TASK PROMPT> In the entries that follow, which lines hold the string "title"? List them.

(Data records for software interfaces)

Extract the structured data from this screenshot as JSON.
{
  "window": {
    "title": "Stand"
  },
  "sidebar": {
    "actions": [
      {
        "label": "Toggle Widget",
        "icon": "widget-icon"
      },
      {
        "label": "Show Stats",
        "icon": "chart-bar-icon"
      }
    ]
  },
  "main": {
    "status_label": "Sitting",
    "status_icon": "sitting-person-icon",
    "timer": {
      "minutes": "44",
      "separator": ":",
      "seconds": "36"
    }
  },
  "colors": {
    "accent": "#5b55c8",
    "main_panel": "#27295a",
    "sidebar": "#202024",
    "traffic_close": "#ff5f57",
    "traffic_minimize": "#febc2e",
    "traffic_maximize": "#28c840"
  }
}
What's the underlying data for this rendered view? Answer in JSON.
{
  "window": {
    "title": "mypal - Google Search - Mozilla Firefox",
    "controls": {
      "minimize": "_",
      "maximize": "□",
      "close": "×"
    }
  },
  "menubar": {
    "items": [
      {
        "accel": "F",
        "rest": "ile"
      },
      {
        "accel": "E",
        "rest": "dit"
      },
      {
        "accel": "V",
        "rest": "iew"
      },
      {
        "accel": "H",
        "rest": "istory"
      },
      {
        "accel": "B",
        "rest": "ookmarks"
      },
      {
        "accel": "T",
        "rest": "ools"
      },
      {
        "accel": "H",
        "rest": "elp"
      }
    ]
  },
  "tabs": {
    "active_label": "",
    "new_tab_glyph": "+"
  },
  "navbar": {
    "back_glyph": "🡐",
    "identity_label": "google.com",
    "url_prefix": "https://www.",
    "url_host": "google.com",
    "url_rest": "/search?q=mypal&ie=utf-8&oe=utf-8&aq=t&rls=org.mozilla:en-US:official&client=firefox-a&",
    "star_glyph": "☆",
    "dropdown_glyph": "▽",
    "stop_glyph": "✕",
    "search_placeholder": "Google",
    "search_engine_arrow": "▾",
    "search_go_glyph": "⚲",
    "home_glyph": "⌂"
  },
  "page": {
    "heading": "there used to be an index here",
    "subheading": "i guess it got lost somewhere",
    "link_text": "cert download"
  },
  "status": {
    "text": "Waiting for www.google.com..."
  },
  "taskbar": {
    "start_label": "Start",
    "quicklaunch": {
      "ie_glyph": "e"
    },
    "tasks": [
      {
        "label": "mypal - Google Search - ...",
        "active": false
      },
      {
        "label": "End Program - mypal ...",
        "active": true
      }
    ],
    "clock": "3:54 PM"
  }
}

OUTPUT OF THE TASK>
    "title": "Stand"
    "title": "mypal - Google Search - Mozilla Firefox",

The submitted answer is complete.